By Courtney Wirths
Perfect September afternoons are made up of sunshine, crisp breezes, great music and the company of friends.
Last Sunday, Aug. 31, Princeton held its 23rd annual JazzFeast on the Green at Palmer’s Square. JazzFeast, which lasts all afternoon, is a free open-air jazz and food festival put on by the town.
Walking down Nassau Street, the sounds of the performers drew listeners in from the roads and down the cobblestone paths lined with the booths and tents of local restaurants.
The colors of fall were everywhere, from the turning of summer leaves to orange and red to the window displays of the town’s shops. Children were running around clutching caramel apples covered in candies that they had just gotten from Thomas Sweets Café – an autumn classic. Parents ran behind with a handful of napkins.
My friends and I arrived early in the afternoon, and the festival had already begun. After some exploring, meandering and a little toe-tapping, we decided to grab a quick lunch. There were so many options it was difficult to decide – crepes, noodles, a booth dedicated exclusively to roasting corn on the cob – the Square smelled marvelous.
My group decided on Triumph Brewery’s tent. We each ordered a falafel and dug in while we sat on the sidewalk and people-watched. The food was delicious. Messy enough to make you smile and cover your face, but not too much of a hassle to eat in your lap on the nearest park bench.
When we finished, we moved down toward the music to claim a seat on the busy lawn. Most of the chairs were filled, so we opted for a patch of grass at the very front. Sitting on denim-jacket picnic blankets, we could finally sit back and give the performers our full attention.
Cynthia Sayer & Sparks Fly were starting up just as we had a seat. Front and center was Sayer – absolutely full of life and strumming on her jazz banjo, she captivated the crowd.
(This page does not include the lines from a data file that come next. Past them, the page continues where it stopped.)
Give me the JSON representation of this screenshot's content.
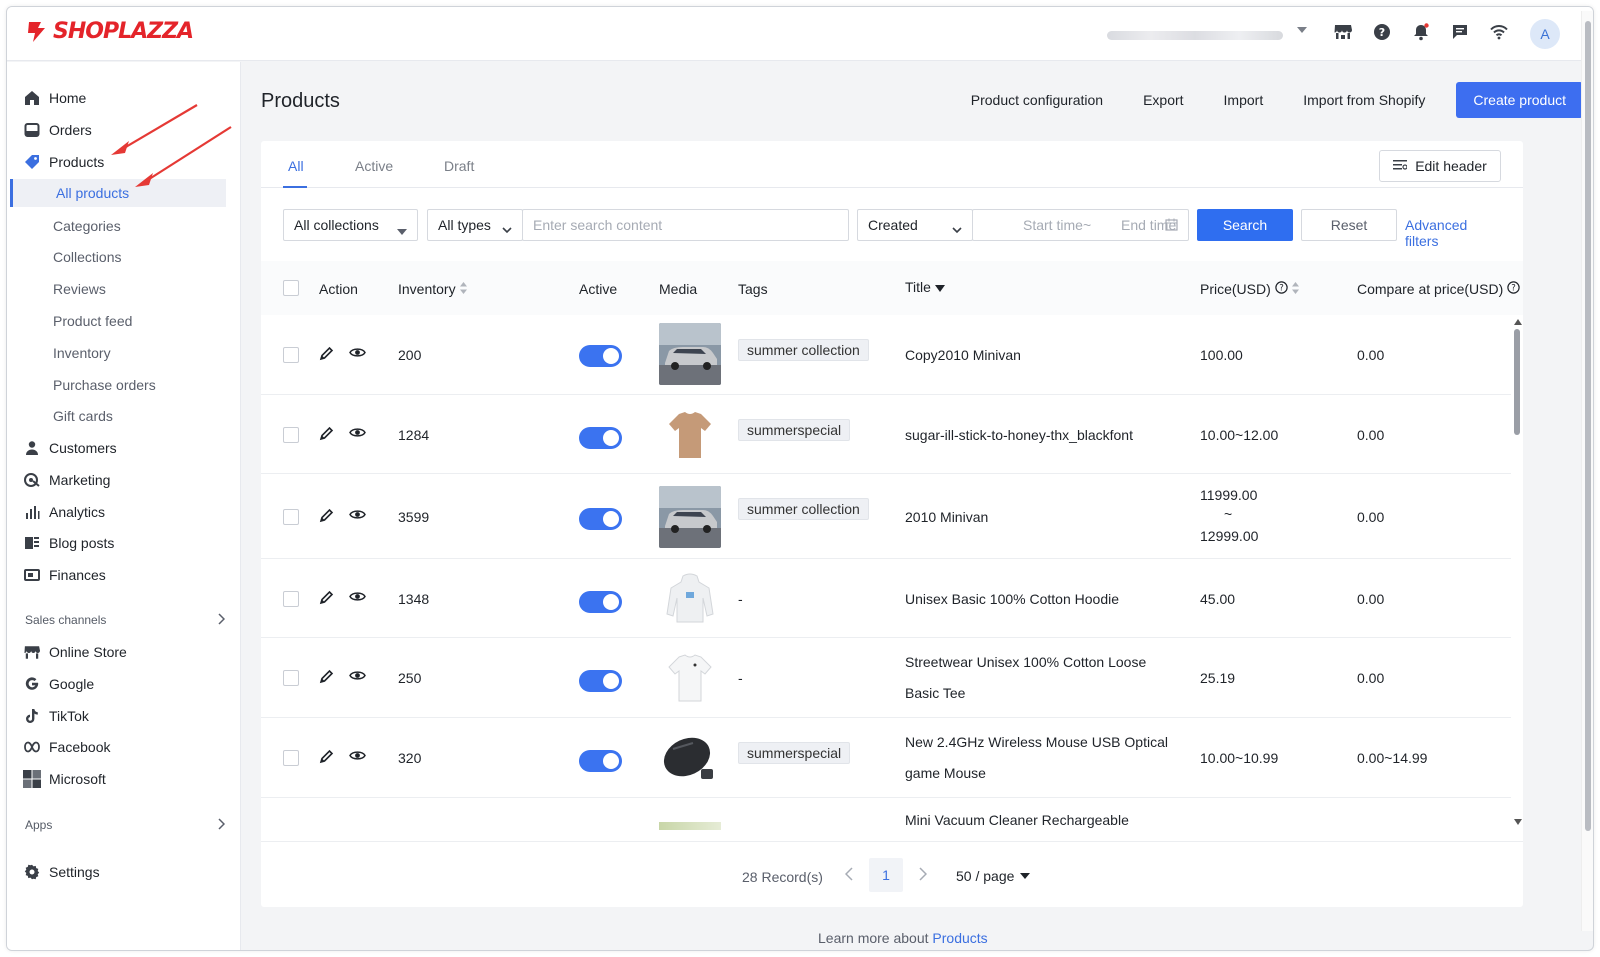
{
  "brand": {
    "name": "SHOPLAZZA",
    "color": "#e4242a"
  },
  "topbar": {
    "avatar_initial": "A",
    "icons": [
      "store-icon",
      "help-icon",
      "bell-icon",
      "chat-icon",
      "wifi-icon"
    ]
  },
  "sidebar": {
    "main_items": [
      {
        "label": "Home",
        "icon": "home-icon"
      },
      {
        "label": "Orders",
        "icon": "orders-icon"
      },
      {
        "label": "Products",
        "icon": "tag-icon"
      }
    ],
    "product_sub": [
      {
        "label": "All products",
        "active": true
      },
      {
        "label": "Categories"
      },
      {
        "label": "Collections"
      },
      {
        "label": "Reviews"
      },
      {
        "label": "Product feed"
      },
      {
        "label": "Inventory"
      },
      {
        "label": "Purchase orders"
      },
      {
        "label": "Gift cards"
      }
    ],
    "more_items": [
      {
        "label": "Customers",
        "icon": "person-icon"
      },
      {
        "label": "Marketing",
        "icon": "marketing-icon"
      },
      {
        "label": "Analytics",
        "icon": "analytics-icon"
      },
      {
        "label": "Blog posts",
        "icon": "blog-icon"
      },
      {
        "label": "Finances",
        "icon": "finances-icon"
      }
    ],
    "sales_channels_label": "Sales channels",
    "channels": [
      {
        "label": "Online Store",
        "icon": "store-icon"
      },
      {
        "label": "Google",
        "icon": "google-icon"
      },
      {
        "label": "TikTok",
        "icon": "tiktok-icon"
      },
      {
        "label": "Facebook",
        "icon": "meta-icon"
      },
      {
        "label": "Microsoft",
        "icon": "microsoft-icon"
      }
    ],
    "apps_label": "Apps",
    "settings_label": "Settings"
  },
  "page": {
    "title": "Products",
    "actions": [
      "Product configuration",
      "Export",
      "Import",
      "Import from Shopify"
    ],
    "create_label": "Create product"
  },
  "tabs": [
    {
      "label": "All",
      "active": true
    },
    {
      "label": "Active"
    },
    {
      "label": "Draft"
    }
  ],
  "edit_header_label": "Edit header",
  "filters": {
    "collections": "All collections",
    "types": "All types",
    "search_placeholder": "Enter search content",
    "sort": "Created",
    "start_placeholder": "Start time",
    "tilde": "~",
    "end_placeholder": "End time",
    "search_label": "Search",
    "reset_label": "Reset",
    "advanced_label": "Advanced filters"
  },
  "table": {
    "headers": {
      "action": "Action",
      "inventory": "Inventory",
      "active": "Active",
      "media": "Media",
      "tags": "Tags",
      "title": "Title",
      "price": "Price(USD)",
      "compare": "Compare at price(USD)"
    },
    "rows": [
      {
        "inventory": "200",
        "tag": "summer collection",
        "title": "Copy2010 Minivan",
        "price": "100.00",
        "compare": "0.00",
        "media": "minivan"
      },
      {
        "inventory": "1284",
        "tag": "summerspecial",
        "title": "sugar-ill-stick-to-honey-thx_blackfont",
        "price": "10.00~12.00",
        "compare": "0.00",
        "media": "tshirt-brown"
      },
      {
        "inventory": "3599",
        "tag": "summer collection",
        "title": "2010 Minivan",
        "price_top": "11999.00",
        "price_mid": "~",
        "price_bottom": "12999.00",
        "compare": "0.00",
        "media": "minivan"
      },
      {
        "inventory": "1348",
        "tag": "-",
        "title": "Unisex Basic 100% Cotton Hoodie",
        "price": "45.00",
        "compare": "0.00",
        "media": "hoodie"
      },
      {
        "inventory": "250",
        "tag": "-",
        "title": "Streetwear Unisex 100% Cotton Loose Basic Tee",
        "price": "25.19",
        "compare": "0.00",
        "media": "tee-white"
      },
      {
        "inventory": "320",
        "tag": "summerspecial",
        "title": "New 2.4GHz Wireless Mouse USB Optical game Mouse",
        "price": "10.00~10.99",
        "compare": "0.00~14.99",
        "media": "mouse"
      },
      {
        "title": "Mini Vacuum Cleaner Rechargeable",
        "media": "vacuum"
      }
    ]
  },
  "pagination": {
    "records": "28 Record(s)",
    "current": "1",
    "per_page": "50 / page"
  },
  "footer": {
    "learn_prefix": "Learn more about ",
    "learn_link": "Products"
  },
  "colors": {
    "accent": "#3d6ef0",
    "annotation_arrow": "#e53935"
  }
}
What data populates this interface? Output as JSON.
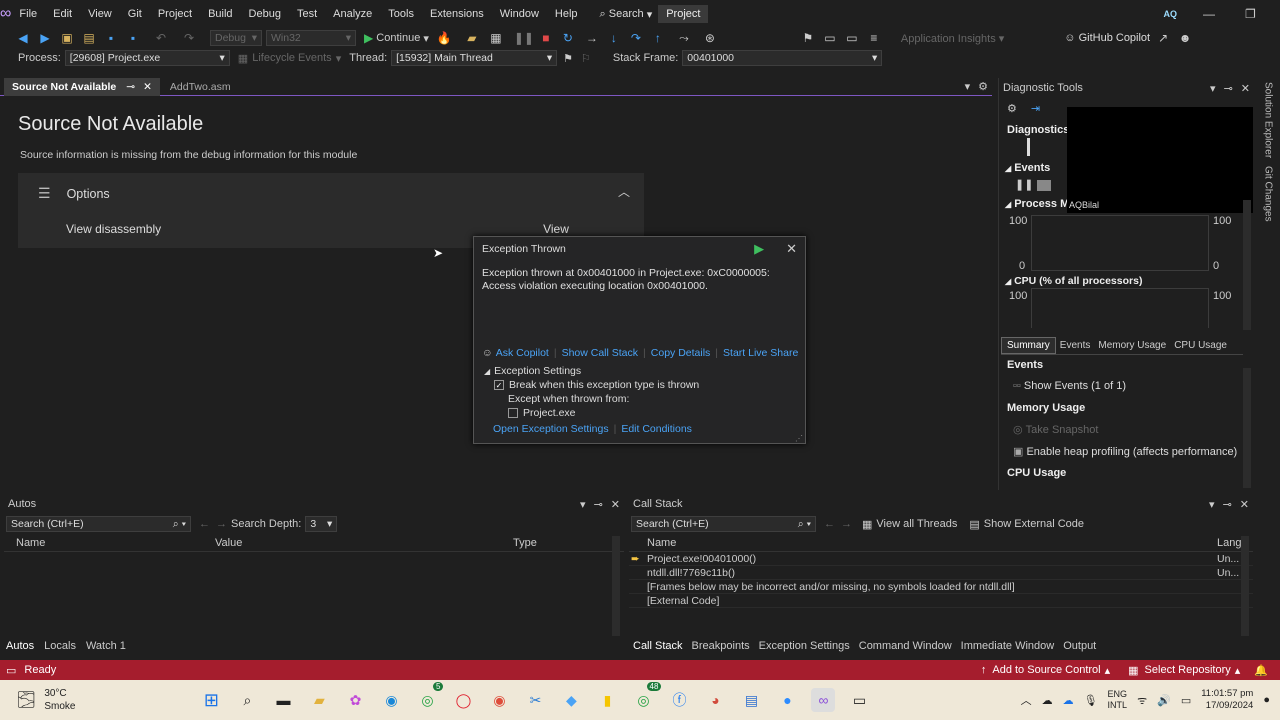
{
  "menubar": {
    "items": [
      "File",
      "Edit",
      "View",
      "Git",
      "Project",
      "Build",
      "Debug",
      "Test",
      "Analyze",
      "Tools",
      "Extensions",
      "Window",
      "Help"
    ],
    "search": "Search",
    "project": "Project",
    "user_initials": "AQ"
  },
  "toolbar": {
    "config": "Debug",
    "platform": "Win32",
    "continue": "Continue",
    "app_insights": "Application Insights",
    "copilot": "GitHub Copilot"
  },
  "debugbar": {
    "process_label": "Process:",
    "process_value": "[29608] Project.exe",
    "lifecycle": "Lifecycle Events",
    "thread_label": "Thread:",
    "thread_value": "[15932] Main Thread",
    "frame_label": "Stack Frame:",
    "frame_value": "00401000"
  },
  "tabs": {
    "active": "Source Not Available",
    "other": "AddTwo.asm"
  },
  "doc": {
    "title": "Source Not Available",
    "subtitle": "Source information is missing from the debug information for this module",
    "options": "Options",
    "view_disassembly": "View disassembly",
    "view_btn": "View"
  },
  "exception": {
    "title": "Exception Thrown",
    "message": "Exception thrown at 0x00401000 in Project.exe: 0xC0000005: Access violation executing location 0x00401000.",
    "links": [
      "Ask Copilot",
      "Show Call Stack",
      "Copy Details",
      "Start Live Share ses"
    ],
    "settings_header": "Exception Settings",
    "break_when": "Break when this exception type is thrown",
    "except_when": "Except when thrown from:",
    "module": "Project.exe",
    "open_settings": "Open Exception Settings",
    "edit_conditions": "Edit Conditions"
  },
  "diag": {
    "title": "Diagnostic Tools",
    "session": "Diagnostics s",
    "events": "Events",
    "process_mem": "Process Mer",
    "overlay_user": "AQBilal",
    "mem_max": "100",
    "mem_min": "0",
    "cpu": "CPU (% of all processors)",
    "cpu_max": "100",
    "tabs": [
      "Summary",
      "Events",
      "Memory Usage",
      "CPU Usage"
    ],
    "sec_events": "Events",
    "show_events": "Show Events (1 of 1)",
    "sec_memory": "Memory Usage",
    "take_snapshot": "Take Snapshot",
    "heap": "Enable heap profiling (affects performance)",
    "sec_cpu": "CPU Usage"
  },
  "right_rail": [
    "Solution Explorer",
    "Git Changes"
  ],
  "autos": {
    "title": "Autos",
    "search": "Search (Ctrl+E)",
    "depth_label": "Search Depth:",
    "depth": "3",
    "cols": [
      "Name",
      "Value",
      "Type"
    ],
    "tabs": [
      "Autos",
      "Locals",
      "Watch 1"
    ]
  },
  "callstack": {
    "title": "Call Stack",
    "search": "Search (Ctrl+E)",
    "view_threads": "View all Threads",
    "show_external": "Show External Code",
    "cols": [
      "Name",
      "Lang"
    ],
    "rows": [
      {
        "name": "Project.exe!00401000()",
        "lang": "Un..."
      },
      {
        "name": "ntdll.dll!7769c11b()",
        "lang": "Un..."
      },
      {
        "name": "[Frames below may be incorrect and/or missing, no symbols loaded for ntdll.dll]",
        "lang": ""
      },
      {
        "name": "[External Code]",
        "lang": ""
      }
    ],
    "tabs": [
      "Call Stack",
      "Breakpoints",
      "Exception Settings",
      "Command Window",
      "Immediate Window",
      "Output"
    ]
  },
  "status": {
    "ready": "Ready",
    "source_control": "Add to Source Control",
    "repo": "Select Repository"
  },
  "taskbar": {
    "temp": "30°C",
    "weather": "Smoke",
    "lang1": "ENG",
    "lang2": "INTL",
    "time": "11:01:57 pm",
    "date": "17/09/2024",
    "badge_whatsapp": "5",
    "badge_msgs": "48"
  }
}
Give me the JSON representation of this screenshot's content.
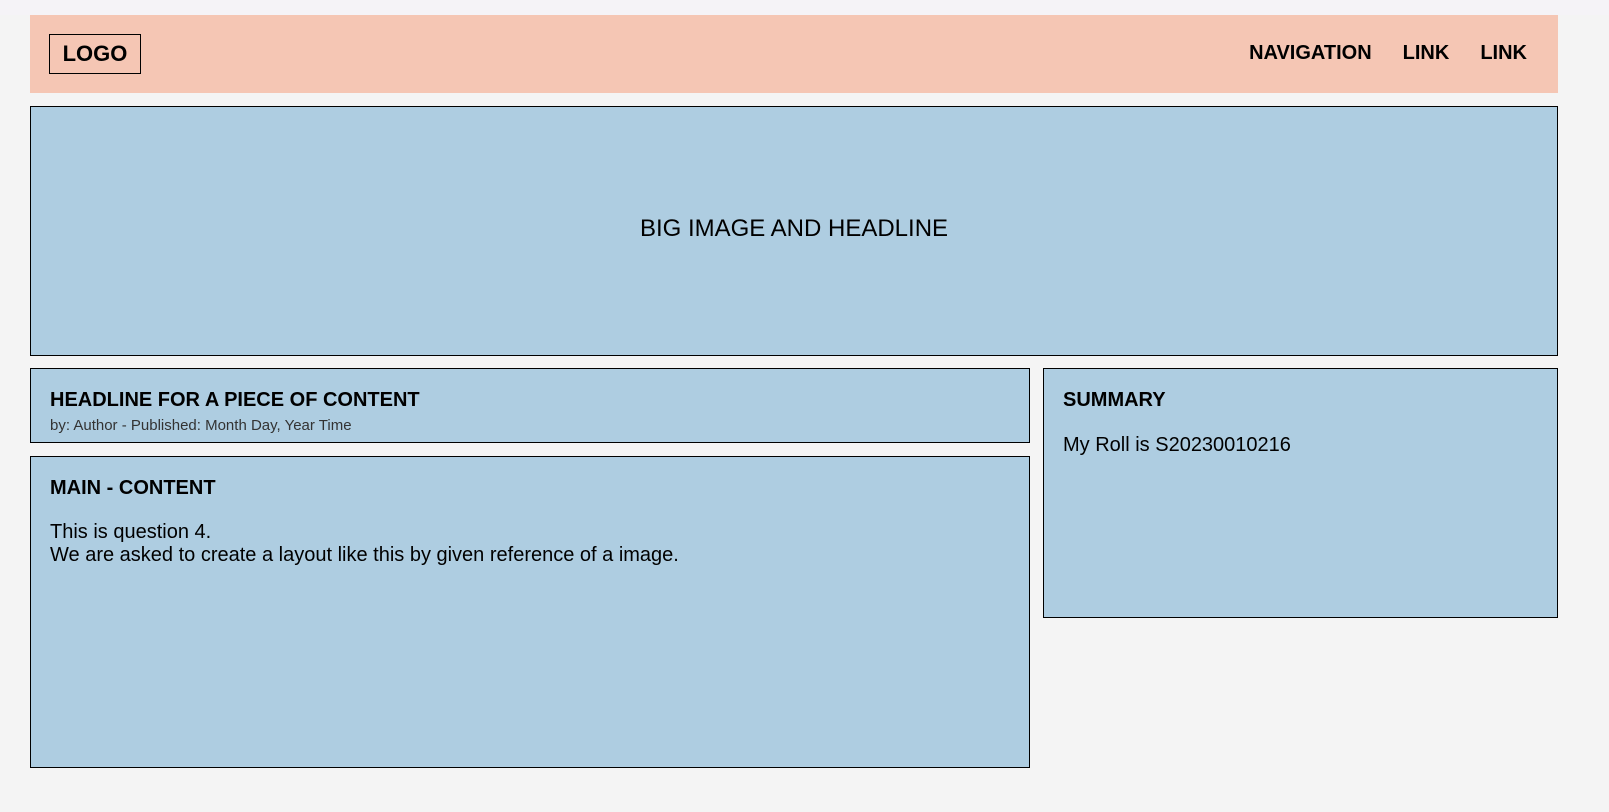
{
  "header": {
    "logo": "LOGO",
    "nav": [
      "NAVIGATION",
      "LINK",
      "LINK"
    ]
  },
  "hero": {
    "text": "BIG IMAGE AND HEADLINE"
  },
  "content_header": {
    "title": "HEADLINE FOR A PIECE OF CONTENT",
    "byline": "by: Author - Published: Month Day, Year Time"
  },
  "main_content": {
    "title": "MAIN - CONTENT",
    "lines": [
      "This is question 4.",
      "We are asked to create a layout like this by given reference of a image."
    ]
  },
  "summary": {
    "title": "SUMMARY",
    "text": "My Roll is S20230010216"
  },
  "colors": {
    "header_bg": "#f5c6b4",
    "panel_bg": "#aecde1",
    "page_bg": "#f4f4f4"
  }
}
Sparks Fly did an excellent job contributing to each piece.
Some of the more memorable pieces included their own version of “I Love Paris;” an original tune called “You Talk Too Much,” which earned numerous laughs and applauses from the crowd, and finally, a cover by the bass player of Louis Armstrong’s classic “By and By,” which took the audience back to the Jazz Age itself.
The audience was active, frequently clapping and dancing along with the performers.
Overall, Princeton’s JazzFeast was a beautiful event. When the jazz stopped, a bittersweet silence fell over the Square as listeners gathered their things to head home. It was the perfect way to ring in fall, and my friends and I will certainly be making it an annual tradition.